Kidwai Memorial Institute of Oncology, the Indian Institute of Science (IISc), and Strand Life Sciences have collaborated to conduct an in-depth molecular omics study of breast cancer in the Indian population.

This research programme is aimed at identification and validation of molecular signatures and biomarkers for Indian breast cancer patients.

According to a press release, such a study is significant in India, especially because breast cancer is the second leading cause of death among women. According to the National Cancer Registry Programme (NCRP) report its incidence is on the rise in all urban areas, including Bangalore.

Alarming trend

“An alarming indication of the trend suggests that one in every 22 women in India is likely to suffer from breast cancer in the coming year. Recent data suggests that a startling number of pre-menopausal, young Indian women are falling victim to the deadly disease. This data is in stark contrast to that of Caucasian women who suffer from breast cancer post-menopause mostly,” the release said.

The study involves over 300 consented adult Indian women who suffer from breast cancer. The objective of this study is to largely generate prognostic molecular signatures responsible for response to various therapies and treatments, metastasis, relapse and disease-free survival of affected Indian women.
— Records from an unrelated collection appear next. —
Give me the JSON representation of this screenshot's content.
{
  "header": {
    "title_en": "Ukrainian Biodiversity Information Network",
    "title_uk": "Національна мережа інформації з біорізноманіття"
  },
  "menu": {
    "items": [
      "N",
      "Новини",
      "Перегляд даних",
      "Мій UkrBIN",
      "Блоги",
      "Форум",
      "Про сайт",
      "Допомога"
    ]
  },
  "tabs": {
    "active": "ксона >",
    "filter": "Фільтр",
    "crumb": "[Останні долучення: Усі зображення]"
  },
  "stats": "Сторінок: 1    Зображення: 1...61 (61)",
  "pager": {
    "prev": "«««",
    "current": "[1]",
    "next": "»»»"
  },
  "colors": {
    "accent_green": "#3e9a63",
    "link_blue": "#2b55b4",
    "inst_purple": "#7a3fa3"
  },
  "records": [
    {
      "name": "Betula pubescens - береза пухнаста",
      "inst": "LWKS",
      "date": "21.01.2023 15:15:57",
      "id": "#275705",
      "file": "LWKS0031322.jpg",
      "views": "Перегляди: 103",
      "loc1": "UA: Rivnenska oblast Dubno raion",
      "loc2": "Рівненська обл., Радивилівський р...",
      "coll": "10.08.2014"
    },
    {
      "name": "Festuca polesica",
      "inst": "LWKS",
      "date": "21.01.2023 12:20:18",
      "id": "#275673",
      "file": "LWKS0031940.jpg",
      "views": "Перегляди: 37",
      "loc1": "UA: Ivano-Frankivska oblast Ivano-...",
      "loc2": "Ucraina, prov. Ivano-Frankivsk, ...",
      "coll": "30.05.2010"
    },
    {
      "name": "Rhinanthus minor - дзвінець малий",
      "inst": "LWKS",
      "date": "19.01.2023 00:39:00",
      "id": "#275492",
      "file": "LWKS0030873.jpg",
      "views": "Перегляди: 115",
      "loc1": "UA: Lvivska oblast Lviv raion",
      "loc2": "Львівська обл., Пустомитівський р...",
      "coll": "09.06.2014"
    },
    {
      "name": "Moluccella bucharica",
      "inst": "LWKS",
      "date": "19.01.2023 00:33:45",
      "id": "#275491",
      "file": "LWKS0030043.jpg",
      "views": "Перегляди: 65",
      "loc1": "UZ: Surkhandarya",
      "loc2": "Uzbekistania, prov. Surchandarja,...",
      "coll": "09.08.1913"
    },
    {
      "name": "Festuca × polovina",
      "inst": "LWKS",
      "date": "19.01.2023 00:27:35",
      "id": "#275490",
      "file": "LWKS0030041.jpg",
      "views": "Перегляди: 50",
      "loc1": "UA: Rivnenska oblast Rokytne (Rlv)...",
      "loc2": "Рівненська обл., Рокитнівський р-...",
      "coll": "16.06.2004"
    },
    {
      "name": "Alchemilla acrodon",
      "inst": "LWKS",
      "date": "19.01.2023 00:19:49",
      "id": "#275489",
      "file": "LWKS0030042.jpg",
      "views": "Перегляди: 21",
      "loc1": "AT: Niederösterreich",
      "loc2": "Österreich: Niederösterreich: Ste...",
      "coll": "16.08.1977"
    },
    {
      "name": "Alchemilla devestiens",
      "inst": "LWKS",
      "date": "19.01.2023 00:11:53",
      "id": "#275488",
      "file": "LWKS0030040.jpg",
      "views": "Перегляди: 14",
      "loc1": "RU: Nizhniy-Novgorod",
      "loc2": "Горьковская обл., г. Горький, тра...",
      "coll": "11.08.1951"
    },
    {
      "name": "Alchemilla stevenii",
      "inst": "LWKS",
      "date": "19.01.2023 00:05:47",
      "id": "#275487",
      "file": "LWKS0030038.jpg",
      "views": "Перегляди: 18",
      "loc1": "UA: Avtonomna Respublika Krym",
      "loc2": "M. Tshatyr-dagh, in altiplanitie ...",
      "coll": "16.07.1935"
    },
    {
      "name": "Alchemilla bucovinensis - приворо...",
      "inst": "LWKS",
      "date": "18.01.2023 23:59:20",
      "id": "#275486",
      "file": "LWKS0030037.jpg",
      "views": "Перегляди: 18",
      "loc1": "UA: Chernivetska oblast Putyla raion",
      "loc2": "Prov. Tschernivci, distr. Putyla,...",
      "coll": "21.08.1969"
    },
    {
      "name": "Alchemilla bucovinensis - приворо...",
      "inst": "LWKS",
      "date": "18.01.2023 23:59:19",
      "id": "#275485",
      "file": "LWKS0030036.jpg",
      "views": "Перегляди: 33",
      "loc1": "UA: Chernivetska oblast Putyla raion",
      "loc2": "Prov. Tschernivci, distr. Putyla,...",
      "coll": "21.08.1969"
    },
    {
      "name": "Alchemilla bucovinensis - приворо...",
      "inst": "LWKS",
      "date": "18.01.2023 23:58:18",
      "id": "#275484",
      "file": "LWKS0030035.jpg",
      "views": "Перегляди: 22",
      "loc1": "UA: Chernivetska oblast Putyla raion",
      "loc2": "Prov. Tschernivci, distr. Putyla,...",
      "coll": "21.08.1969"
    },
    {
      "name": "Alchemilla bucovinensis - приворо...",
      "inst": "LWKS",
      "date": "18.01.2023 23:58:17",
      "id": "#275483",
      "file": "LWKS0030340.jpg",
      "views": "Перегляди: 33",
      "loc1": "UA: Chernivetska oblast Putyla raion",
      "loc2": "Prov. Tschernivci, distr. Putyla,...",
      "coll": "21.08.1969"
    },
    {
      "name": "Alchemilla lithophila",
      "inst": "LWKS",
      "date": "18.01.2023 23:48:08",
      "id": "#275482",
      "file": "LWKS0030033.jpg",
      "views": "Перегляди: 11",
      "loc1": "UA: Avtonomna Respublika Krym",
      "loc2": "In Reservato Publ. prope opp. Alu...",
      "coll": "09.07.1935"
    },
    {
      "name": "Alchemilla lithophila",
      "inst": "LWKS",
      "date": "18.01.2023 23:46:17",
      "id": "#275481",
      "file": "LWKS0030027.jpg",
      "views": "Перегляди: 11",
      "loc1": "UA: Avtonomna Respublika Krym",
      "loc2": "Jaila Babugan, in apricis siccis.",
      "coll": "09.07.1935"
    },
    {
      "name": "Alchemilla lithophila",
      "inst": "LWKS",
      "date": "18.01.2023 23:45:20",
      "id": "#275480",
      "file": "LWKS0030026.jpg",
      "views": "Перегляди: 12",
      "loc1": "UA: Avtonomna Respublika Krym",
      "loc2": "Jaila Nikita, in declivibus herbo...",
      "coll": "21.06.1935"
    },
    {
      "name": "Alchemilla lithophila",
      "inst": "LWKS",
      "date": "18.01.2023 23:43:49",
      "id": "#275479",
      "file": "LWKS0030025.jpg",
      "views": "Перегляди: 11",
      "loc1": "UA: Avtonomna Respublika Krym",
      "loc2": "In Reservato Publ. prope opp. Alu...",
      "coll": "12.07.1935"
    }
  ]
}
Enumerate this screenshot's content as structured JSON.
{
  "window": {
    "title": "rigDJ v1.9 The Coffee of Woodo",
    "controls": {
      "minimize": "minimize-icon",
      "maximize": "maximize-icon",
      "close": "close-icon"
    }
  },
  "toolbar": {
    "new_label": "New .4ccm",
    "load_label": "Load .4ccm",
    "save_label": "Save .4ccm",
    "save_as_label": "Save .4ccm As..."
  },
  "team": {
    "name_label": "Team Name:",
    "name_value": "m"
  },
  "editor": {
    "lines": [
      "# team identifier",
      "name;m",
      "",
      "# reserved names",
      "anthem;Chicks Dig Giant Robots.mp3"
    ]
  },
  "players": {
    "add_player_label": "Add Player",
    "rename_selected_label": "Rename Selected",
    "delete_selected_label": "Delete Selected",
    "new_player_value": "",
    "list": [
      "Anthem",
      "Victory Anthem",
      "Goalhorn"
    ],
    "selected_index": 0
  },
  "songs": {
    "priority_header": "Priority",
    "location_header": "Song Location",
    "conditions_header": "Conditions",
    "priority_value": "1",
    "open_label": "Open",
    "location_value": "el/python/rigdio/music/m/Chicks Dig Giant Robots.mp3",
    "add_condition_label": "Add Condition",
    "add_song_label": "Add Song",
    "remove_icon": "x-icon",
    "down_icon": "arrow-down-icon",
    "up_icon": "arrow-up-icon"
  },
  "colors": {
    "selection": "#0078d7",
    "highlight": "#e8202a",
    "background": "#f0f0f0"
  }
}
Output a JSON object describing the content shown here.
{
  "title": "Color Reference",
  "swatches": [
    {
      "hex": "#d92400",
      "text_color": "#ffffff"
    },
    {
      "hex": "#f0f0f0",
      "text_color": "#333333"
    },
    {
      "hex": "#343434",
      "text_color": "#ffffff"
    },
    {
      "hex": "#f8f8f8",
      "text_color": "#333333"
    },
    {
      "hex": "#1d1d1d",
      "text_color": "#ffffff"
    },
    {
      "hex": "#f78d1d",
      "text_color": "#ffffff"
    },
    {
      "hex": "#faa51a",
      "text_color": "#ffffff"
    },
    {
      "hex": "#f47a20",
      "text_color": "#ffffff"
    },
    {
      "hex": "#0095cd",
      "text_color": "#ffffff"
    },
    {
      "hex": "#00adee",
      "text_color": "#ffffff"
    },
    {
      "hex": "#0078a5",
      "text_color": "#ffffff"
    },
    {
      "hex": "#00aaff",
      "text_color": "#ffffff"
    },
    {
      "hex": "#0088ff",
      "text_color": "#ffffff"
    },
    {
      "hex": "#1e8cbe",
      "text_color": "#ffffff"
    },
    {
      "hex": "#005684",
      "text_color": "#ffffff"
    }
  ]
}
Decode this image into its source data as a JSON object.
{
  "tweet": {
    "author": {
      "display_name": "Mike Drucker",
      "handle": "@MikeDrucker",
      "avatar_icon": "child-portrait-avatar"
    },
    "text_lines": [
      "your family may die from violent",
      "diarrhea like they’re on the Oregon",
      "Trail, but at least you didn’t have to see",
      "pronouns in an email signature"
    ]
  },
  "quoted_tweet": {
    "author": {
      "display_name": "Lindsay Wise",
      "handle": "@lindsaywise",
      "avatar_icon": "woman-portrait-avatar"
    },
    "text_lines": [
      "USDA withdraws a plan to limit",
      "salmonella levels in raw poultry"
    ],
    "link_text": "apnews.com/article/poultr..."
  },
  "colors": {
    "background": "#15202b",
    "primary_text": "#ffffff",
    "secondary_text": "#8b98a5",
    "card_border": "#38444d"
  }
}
Biological markers

“Strand plans to compare the publicly available data from Caucasian and African cohorts with data obtained at the end of this study. Further, it will utilise these results to develop and identify biological markers that can characterise subtypes and develop suitable diagnostic kits towards therapeutic prognosis predictions,” the release said.

“The project team in Bangalore will use breast tumour samples provided by the Kidwai Memorial Institute of Oncology and profiled by P. Kondaiah’s lab at IISc., Bangalore. Strand’s in silico data analysis tools and bioinformatics expertise will be leveraged by the team to find and validate potential signatures that could lead to biomarkers,” the release added.


Now, no amputation to cure breast cancersDecember 24, 2009